-------- RAW DATA
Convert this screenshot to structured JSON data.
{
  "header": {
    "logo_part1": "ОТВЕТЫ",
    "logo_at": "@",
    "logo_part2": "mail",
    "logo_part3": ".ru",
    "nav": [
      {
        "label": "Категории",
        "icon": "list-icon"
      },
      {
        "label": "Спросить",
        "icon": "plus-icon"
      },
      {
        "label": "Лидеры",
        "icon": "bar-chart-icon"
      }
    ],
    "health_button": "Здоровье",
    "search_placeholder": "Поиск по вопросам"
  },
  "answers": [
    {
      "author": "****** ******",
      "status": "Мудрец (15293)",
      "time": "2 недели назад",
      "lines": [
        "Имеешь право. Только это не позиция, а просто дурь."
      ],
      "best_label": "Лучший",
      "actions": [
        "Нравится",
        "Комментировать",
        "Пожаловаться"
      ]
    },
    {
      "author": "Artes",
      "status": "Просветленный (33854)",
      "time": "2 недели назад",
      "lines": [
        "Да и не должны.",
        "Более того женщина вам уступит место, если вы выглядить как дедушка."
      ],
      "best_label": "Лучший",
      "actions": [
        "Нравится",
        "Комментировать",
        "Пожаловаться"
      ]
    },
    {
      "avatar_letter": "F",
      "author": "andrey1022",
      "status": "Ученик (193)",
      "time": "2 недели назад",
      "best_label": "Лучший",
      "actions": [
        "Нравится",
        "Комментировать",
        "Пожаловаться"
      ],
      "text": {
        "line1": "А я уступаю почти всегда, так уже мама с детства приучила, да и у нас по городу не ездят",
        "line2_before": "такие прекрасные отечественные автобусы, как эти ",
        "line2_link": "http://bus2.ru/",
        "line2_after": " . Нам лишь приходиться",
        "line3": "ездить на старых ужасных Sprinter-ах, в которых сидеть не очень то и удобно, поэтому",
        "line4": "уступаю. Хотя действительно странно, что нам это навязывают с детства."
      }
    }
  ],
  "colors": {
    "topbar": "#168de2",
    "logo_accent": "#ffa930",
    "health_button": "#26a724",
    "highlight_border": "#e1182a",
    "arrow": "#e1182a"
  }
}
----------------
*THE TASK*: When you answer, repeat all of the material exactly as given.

*OUTPUT FOR THIS EXERCISE*:
Convert this screenshot to structured JSON data.
{
  "header": {
    "logo_part1": "ОТВЕТЫ",
    "logo_at": "@",
    "logo_part2": "mail",
    "logo_part3": ".ru",
    "nav": [
      {
        "label": "Категории",
        "icon": "list-icon"
      },
      {
        "label": "Спросить",
        "icon": "plus-icon"
      },
      {
        "label": "Лидеры",
        "icon": "bar-chart-icon"
      }
    ],
    "health_button": "Здоровье",
    "search_placeholder": "Поиск по вопросам"
  },
  "answers": [
    {
      "author": "****** ******",
      "status": "Мудрец (15293)",
      "time": "2 недели назад",
      "lines": [
        "Имеешь право. Только это не позиция, а просто дурь."
      ],
      "best_label": "Лучший",
      "actions": [
        "Нравится",
        "Комментировать",
        "Пожаловаться"
      ]
    },
    {
      "author": "Artes",
      "status": "Просветленный (33854)",
      "time": "2 недели назад",
      "lines": [
        "Да и не должны.",
        "Более того женщина вам уступит место, если вы выглядить как дедушка."
      ],
      "best_label": "Лучший",
      "actions": [
        "Нравится",
        "Комментировать",
        "Пожаловаться"
      ]
    },
    {
      "avatar_letter": "F",
      "author": "andrey1022",
      "status": "Ученик (193)",
      "time": "2 недели назад",
      "best_label": "Лучший",
      "actions": [
        "Нравится",
        "Комментировать",
        "Пожаловаться"
      ],
      "text": {
        "line1": "А я уступаю почти всегда, так уже мама с детства приучила, да и у нас по городу не ездят",
        "line2_before": "такие прекрасные отечественные автобусы, как эти ",
        "line2_link": "http://bus2.ru/",
        "line2_after": " . Нам лишь приходиться",
        "line3": "ездить на старых ужасных Sprinter-ах, в которых сидеть не очень то и удобно, поэтому",
        "line4": "уступаю. Хотя действительно странно, что нам это навязывают с детства."
      }
    }
  ],
  "colors": {
    "topbar": "#168de2",
    "logo_accent": "#ffa930",
    "health_button": "#26a724",
    "highlight_border": "#e1182a",
    "arrow": "#e1182a"
  }
}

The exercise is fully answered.